Work item »
Filter these entries down to lines holding "icon".
##############################
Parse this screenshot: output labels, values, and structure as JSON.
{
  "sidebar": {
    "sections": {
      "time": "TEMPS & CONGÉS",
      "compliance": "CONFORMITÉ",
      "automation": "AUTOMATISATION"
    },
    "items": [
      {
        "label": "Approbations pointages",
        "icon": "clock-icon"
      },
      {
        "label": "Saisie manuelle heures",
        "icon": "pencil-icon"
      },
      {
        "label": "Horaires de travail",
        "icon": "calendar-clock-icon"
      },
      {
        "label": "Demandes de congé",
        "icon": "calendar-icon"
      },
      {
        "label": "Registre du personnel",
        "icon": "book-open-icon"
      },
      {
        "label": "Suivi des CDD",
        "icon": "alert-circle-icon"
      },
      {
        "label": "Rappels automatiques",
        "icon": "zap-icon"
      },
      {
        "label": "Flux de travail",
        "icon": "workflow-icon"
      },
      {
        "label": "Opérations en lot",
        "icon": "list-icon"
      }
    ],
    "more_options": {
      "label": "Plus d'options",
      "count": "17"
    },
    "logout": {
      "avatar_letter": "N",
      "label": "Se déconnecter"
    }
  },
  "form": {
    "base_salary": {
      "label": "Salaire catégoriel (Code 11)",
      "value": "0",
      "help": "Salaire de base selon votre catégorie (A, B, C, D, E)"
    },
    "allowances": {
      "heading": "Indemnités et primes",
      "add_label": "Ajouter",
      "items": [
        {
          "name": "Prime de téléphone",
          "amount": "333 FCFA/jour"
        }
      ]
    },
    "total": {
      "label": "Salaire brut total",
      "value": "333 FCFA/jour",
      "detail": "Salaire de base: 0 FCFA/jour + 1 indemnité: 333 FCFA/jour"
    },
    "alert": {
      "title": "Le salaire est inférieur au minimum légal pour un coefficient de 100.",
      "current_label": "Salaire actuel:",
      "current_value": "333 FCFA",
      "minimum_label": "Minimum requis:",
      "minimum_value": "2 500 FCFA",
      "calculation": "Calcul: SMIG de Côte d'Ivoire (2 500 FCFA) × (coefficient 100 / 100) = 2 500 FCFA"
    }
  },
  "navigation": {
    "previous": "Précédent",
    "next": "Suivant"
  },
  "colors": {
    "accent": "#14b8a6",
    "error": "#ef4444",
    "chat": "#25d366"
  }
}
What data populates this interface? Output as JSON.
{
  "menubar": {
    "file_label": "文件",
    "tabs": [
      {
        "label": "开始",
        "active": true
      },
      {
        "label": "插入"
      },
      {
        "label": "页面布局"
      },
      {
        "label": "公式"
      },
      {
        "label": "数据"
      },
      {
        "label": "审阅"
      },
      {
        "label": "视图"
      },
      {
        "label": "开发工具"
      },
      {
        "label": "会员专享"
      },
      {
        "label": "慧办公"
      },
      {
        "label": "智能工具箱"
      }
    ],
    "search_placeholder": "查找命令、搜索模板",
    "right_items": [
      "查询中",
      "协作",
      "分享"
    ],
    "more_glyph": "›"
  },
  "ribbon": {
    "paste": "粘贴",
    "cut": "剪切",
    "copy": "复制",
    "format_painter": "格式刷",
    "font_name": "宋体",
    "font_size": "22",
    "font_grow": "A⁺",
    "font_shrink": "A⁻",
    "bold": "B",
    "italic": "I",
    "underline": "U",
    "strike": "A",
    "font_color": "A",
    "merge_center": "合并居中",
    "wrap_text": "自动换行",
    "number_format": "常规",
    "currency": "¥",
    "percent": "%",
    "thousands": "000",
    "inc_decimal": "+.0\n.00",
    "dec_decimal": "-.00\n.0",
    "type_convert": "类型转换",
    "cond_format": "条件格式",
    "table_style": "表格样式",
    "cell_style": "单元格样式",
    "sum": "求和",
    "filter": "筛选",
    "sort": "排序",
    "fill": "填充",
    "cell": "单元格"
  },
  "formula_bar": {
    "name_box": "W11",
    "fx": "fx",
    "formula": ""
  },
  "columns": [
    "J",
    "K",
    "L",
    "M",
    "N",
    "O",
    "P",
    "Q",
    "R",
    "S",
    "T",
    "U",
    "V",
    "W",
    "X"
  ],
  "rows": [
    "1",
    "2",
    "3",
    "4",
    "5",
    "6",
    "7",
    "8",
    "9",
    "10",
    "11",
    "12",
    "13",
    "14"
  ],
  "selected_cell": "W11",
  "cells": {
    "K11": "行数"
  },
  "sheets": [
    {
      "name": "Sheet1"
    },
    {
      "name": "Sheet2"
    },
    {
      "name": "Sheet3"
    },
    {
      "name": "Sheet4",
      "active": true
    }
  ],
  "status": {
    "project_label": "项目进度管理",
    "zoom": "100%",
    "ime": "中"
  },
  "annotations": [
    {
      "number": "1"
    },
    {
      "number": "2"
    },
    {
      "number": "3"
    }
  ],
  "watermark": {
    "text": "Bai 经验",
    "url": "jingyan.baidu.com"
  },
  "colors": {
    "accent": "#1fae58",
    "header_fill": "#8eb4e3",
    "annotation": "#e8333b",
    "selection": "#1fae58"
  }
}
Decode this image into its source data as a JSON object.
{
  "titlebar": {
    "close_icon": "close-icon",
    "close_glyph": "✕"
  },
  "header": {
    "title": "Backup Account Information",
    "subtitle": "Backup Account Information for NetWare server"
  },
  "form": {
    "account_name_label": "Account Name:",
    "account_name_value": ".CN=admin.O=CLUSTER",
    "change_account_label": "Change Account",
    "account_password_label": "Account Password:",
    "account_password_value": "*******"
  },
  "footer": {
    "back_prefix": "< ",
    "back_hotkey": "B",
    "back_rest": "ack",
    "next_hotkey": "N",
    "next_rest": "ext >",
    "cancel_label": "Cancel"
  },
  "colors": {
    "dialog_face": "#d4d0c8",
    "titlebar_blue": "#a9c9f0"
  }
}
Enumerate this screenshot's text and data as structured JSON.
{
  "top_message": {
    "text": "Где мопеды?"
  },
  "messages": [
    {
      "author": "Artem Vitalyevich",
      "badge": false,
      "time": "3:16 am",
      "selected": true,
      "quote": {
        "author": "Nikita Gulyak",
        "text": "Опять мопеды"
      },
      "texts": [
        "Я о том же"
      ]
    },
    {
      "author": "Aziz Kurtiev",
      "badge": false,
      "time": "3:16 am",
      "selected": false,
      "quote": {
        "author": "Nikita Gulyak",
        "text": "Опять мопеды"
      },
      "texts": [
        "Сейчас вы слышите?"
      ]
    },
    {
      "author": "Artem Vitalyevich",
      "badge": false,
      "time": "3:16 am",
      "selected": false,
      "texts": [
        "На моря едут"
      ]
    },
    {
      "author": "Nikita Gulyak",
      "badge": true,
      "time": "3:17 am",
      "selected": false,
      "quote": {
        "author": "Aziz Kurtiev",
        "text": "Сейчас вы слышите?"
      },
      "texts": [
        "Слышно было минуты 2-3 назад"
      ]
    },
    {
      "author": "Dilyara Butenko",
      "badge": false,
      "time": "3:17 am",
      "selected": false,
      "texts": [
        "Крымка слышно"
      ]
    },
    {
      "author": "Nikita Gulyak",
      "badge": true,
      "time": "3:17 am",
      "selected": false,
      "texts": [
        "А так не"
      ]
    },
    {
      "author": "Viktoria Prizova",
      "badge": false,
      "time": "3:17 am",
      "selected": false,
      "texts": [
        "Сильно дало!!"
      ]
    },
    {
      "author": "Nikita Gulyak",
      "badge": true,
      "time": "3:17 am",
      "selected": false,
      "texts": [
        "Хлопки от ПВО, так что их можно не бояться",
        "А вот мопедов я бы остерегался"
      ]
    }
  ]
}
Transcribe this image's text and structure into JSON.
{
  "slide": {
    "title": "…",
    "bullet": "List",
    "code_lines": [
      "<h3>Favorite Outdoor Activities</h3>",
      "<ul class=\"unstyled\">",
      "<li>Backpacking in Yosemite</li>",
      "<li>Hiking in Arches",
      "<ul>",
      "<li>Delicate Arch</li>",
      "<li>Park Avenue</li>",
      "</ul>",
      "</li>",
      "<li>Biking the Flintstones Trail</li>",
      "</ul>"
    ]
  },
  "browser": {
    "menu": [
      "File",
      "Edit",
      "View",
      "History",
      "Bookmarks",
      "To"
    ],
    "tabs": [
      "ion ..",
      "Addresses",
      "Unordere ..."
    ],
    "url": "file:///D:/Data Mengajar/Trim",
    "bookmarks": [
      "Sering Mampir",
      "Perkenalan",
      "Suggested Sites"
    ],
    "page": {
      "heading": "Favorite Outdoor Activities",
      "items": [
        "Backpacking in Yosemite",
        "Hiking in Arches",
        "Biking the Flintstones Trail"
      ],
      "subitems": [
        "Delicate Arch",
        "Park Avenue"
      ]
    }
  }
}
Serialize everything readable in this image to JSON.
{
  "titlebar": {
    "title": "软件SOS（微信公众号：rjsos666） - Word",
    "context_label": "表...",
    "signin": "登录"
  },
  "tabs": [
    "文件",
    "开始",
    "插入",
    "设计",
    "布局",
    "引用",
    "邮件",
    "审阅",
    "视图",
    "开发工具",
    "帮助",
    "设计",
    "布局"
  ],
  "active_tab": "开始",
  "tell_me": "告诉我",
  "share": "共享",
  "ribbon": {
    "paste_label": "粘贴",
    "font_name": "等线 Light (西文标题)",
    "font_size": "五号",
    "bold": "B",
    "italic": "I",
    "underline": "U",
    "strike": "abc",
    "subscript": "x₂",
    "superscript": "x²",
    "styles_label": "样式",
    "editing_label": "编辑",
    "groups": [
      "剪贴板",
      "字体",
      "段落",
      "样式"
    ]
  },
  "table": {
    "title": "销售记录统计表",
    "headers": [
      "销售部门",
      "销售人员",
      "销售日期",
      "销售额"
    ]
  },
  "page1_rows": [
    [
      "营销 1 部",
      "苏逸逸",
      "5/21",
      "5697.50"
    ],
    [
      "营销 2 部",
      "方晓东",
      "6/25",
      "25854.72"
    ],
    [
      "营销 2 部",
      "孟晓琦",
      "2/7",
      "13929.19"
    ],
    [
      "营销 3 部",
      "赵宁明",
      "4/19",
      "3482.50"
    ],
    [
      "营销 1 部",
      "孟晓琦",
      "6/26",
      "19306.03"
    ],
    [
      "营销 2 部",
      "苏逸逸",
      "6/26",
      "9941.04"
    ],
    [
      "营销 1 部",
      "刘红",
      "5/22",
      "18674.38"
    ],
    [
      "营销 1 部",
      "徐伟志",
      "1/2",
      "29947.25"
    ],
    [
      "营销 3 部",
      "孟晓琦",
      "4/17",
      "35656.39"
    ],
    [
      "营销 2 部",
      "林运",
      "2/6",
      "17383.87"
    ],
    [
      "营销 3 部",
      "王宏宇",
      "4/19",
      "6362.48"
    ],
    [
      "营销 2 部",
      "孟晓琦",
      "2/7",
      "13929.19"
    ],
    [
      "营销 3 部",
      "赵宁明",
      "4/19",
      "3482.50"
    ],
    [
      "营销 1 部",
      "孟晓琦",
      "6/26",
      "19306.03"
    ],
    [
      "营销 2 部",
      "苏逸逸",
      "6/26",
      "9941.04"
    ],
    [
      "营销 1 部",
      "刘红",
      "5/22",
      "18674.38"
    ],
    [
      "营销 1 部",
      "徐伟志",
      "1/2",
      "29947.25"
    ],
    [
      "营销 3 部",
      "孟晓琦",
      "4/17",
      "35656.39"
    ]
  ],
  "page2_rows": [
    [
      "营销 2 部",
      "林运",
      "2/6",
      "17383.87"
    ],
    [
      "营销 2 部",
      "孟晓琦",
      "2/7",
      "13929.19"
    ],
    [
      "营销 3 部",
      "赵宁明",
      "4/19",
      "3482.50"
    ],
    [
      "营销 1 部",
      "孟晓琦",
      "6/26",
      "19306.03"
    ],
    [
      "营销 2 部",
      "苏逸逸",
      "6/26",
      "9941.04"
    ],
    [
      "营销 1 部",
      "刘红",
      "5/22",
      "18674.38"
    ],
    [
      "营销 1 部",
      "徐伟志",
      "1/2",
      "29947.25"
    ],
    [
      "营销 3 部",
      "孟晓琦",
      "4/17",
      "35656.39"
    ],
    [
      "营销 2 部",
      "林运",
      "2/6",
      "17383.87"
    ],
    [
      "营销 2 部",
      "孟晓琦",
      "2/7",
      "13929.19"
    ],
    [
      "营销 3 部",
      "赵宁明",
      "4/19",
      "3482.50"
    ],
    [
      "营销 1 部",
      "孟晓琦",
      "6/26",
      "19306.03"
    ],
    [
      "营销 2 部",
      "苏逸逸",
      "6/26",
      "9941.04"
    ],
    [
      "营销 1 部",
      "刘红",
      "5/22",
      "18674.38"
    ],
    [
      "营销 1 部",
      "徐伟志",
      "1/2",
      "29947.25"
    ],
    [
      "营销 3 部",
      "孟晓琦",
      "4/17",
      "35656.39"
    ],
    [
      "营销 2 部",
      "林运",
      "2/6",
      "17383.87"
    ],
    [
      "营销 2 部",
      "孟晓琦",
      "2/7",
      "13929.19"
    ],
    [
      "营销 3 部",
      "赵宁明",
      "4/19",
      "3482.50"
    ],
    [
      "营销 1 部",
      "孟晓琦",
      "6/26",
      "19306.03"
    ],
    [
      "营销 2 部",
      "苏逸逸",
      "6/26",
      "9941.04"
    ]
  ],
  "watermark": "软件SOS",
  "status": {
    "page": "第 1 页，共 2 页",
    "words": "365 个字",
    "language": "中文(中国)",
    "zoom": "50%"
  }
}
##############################
Completed exercise »
        "icon": "clock-icon"
        "icon": "pencil-icon"
        "icon": "calendar-clock-icon"
        "icon": "calendar-icon"
        "icon": "book-open-icon"
        "icon": "alert-circle-icon"
        "icon": "zap-icon"
        "icon": "workflow-icon"
        "icon": "list-icon"
    "close_icon": "close-icon",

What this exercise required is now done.